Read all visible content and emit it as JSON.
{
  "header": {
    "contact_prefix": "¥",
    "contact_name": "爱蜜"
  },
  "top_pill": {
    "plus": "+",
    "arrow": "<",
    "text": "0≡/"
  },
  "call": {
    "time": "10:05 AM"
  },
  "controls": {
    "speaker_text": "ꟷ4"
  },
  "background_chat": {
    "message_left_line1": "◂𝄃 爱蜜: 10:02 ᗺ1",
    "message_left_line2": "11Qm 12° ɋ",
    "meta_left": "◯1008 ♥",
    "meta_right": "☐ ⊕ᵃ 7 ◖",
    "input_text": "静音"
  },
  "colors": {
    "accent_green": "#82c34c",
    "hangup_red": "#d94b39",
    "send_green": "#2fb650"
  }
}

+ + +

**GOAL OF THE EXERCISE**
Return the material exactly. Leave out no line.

**TASK OUTPUT**
Read all visible content and emit it as JSON.
{
  "header": {
    "contact_prefix": "¥",
    "contact_name": "爱蜜"
  },
  "top_pill": {
    "plus": "+",
    "arrow": "<",
    "text": "0≡/"
  },
  "call": {
    "time": "10:05 AM"
  },
  "controls": {
    "speaker_text": "ꟷ4"
  },
  "background_chat": {
    "message_left_line1": "◂𝄃 爱蜜: 10:02 ᗺ1",
    "message_left_line2": "11Qm 12° ɋ",
    "meta_left": "◯1008 ♥",
    "meta_right": "☐ ⊕ᵃ 7 ◖",
    "input_text": "静音"
  },
  "colors": {
    "accent_green": "#82c34c",
    "hangup_red": "#d94b39",
    "send_green": "#2fb650"
  }
}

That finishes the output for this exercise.